As you may assume, there is no Thanksgiving celebrations in Japan. Pilgrims did not come to Japan to make peace with the Japanese, and the history of civilization in Japan dates back more than 2000 years ago. Even worse than not having Thanksgiving, was the lack of turkey, or better said the absence of turkey. If there is any turkey meat in Japan, then I have yet to discover where it could be. Luckily I got something from home that reminded me of what I was missing.
Even with the absence of Thanksgiving, I was able to enjoy myself at a ballet performed by a local dance studio. It was a three hour long show that was broken up into three, one hour long acts. It involved strictly ballet numbers along with modern, hip hop dance with an influence derived from ballet. Due to photographs being prohibited during the performance, I wasn’t able to get any great shots, but I did manage to sneak a few towards the end.
I was lucky enough to receive some free tickets from my students since their mother is the owner of the dance studio. Not only did we get free tickets, but they were some of the best seats in the auditorium. It was my understanding that teaching is a respectable position in Japan, but I wasn’t quite sure to what extent. In Japanese, 先生(Sensei) means teacher, and after a teachers name it is common to call them sensei. For example, I have been called Brad sensei on occasion. It is a form of respect, built into their language that is probably not even thought of when they say it. Anyways, I always thought it was respectable to be a teacher at the college level, and a normal profession prior to the college level. However, I’ve gotten the impression that English is highly looked upon and appreciated especially when it correlates to the parents who send their students to be taught by me. I had even been asked by one students’ grandmother, “Please teach my grandson English.”
After meeting Yuuki at the airport, we got a beer at Subway and went on to the restaurant at which we had made prior reservations. The restaurant consisted of a padded booth on the ground with a table just above your legs. We were presented with five courses which had been preset and we also chose unlimited drinks over the two hour period that we stayed. It was about $30 each which is a relatively good deal compared to other restaurants I’ve been to in Japan.
This is simply the view looking up from our seat with the meal following.
There were other courses that we had such as sushi, soup, tempura and some others, but I had been drinking so I forgot to take a picture of them…oops.
The next day Yuuki took a trip to Sakae and I followed behind her while she went shopping. The upside to this was I found out were all the Japanese girls hangout on the weekends (don’t tell Yuuki). I pass by this sign about once a week so I finally managed to take a picture of it. It’s the sign before the train to any number of larger cities outside of mine which is 春日井Kasugai. I particularly enjoy the advertisements and the fact that someone slightly taller than me would have to duck their head while walking through here.
While I was being pulled around the city I managed to snap a few shots.

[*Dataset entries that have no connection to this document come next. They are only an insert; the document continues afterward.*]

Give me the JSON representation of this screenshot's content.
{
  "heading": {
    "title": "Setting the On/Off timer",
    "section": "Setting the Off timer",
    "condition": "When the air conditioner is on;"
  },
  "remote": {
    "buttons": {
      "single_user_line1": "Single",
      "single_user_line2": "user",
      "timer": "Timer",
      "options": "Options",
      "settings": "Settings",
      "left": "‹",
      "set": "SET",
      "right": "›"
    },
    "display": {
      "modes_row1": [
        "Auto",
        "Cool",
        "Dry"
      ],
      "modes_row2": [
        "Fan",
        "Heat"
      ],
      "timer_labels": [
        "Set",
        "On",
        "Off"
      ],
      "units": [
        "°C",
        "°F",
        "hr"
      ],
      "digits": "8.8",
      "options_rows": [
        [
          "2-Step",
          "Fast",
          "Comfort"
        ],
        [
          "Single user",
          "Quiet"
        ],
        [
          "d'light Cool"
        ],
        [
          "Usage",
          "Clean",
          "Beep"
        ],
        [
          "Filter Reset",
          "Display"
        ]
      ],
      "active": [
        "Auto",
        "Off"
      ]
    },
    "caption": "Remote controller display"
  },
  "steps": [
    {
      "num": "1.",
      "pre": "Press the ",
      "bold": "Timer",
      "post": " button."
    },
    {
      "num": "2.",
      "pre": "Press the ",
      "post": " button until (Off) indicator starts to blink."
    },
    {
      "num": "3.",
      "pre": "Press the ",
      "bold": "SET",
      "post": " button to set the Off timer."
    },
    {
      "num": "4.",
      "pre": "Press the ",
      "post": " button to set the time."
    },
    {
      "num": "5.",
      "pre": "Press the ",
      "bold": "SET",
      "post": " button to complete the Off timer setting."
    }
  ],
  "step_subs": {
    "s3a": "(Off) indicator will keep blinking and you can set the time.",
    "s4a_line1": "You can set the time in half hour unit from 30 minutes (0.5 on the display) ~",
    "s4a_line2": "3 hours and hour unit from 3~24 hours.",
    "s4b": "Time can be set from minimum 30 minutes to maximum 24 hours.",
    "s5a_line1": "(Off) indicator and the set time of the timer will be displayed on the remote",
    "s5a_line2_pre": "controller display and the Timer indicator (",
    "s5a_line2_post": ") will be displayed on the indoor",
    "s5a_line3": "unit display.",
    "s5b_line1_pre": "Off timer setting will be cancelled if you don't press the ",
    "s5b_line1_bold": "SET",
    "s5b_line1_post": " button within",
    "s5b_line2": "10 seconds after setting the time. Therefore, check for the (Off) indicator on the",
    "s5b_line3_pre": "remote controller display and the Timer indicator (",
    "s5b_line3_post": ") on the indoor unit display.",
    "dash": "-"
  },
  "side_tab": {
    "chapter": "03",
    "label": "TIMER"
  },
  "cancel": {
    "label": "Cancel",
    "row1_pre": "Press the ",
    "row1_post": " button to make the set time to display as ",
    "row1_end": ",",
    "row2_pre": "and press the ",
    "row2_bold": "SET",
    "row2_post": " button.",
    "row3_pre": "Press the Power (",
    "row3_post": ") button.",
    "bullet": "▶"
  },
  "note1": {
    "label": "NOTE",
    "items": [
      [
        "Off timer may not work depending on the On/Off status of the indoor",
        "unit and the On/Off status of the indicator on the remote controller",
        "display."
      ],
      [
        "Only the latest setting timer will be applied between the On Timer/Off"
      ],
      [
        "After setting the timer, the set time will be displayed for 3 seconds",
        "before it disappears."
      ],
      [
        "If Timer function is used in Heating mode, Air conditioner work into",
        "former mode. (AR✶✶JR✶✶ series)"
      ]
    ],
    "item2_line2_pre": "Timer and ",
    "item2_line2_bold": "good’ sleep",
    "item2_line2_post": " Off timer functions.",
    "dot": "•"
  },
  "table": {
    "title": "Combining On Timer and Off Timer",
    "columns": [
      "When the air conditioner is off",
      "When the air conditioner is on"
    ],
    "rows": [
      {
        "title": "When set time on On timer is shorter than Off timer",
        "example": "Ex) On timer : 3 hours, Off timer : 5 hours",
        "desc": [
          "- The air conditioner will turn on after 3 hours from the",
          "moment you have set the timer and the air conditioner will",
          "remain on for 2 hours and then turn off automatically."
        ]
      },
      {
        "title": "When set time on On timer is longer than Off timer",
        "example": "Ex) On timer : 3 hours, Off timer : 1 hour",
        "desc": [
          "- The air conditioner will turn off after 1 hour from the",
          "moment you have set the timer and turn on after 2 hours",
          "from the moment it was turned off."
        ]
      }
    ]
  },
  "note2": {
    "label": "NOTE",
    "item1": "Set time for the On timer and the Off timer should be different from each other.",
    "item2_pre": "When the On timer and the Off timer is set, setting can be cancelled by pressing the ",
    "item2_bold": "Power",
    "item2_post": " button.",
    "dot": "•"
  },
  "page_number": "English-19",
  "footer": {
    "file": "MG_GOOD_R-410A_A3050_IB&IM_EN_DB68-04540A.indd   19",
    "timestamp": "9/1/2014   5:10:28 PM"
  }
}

To finish the night we went into the TV tower and had a drink before heading home. Although the view from the top was a bit disappointing it was a relaxing atmosphere on the inside along with a typo to end the night. I didn’t think Cinderella Honeymoon was too hard to spell, but that’s just me.